My husband is participating in a first in human or Phase 1 clinical trial. This trial is for kidney cancer and being conducted at The National Institutes of Health (NIH). I’ll be writing about his experience as a trial patient over the next several weeks.
Clinical Trial Phase 1:
Researchers test a new drug or treatment for the first time in a small group of people (20-80) to evaluate its safety, determine a safe dosage range and identify side effects. Learn about the different phases here.
NIH is considered America’s research hospital. It’s an Agency of the US Department of Health and Human Services and is located in Bethesda, Md. NIH has supported 153 Nobel Prize Winners.
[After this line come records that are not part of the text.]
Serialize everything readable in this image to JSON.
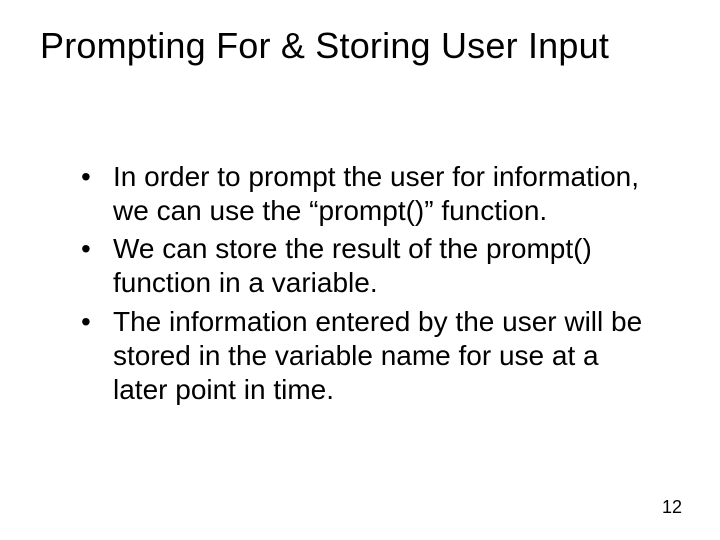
{
  "slide": {
    "title": "Prompting For & Storing User Input",
    "bullets": [
      "In order to prompt the user for information, we can use the “prompt()” function.",
      "We can store the result of the prompt() function in a variable.",
      "The information entered by the user will be stored in the variable name for use at a later point in time."
    ],
    "page_number": "12"
  }
}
Study related tests, procedures and medications are provided at no cost as is most travel. Admission is selective: only those patients who have a medical condition being studied by NIH who meet the specific inclusion criteria can enroll in the studies. The clinical center is the largest hospital devoted solely to clinical investigation in the world.
Some of the Clinical Center’s successes include pioneering the cure of cancerous sold tumors with chemotherapy; the use of nitroglycerin to treat heart attacks; identifying a genetic component in schizophrenia; conducting the first successful replacement of a mitral vale to treat heart disease; and the creation of blood tests to identify both AIDS and hepatitis.
I encourage everyone to learn more about clinical trials and ask your doctor about participation.
When you participate in a clinical trial, you are joining the front line against a disease. This is where treatments are tested and medical science advanced.
It’s where researchers learn what works – clinical trials are vital to research.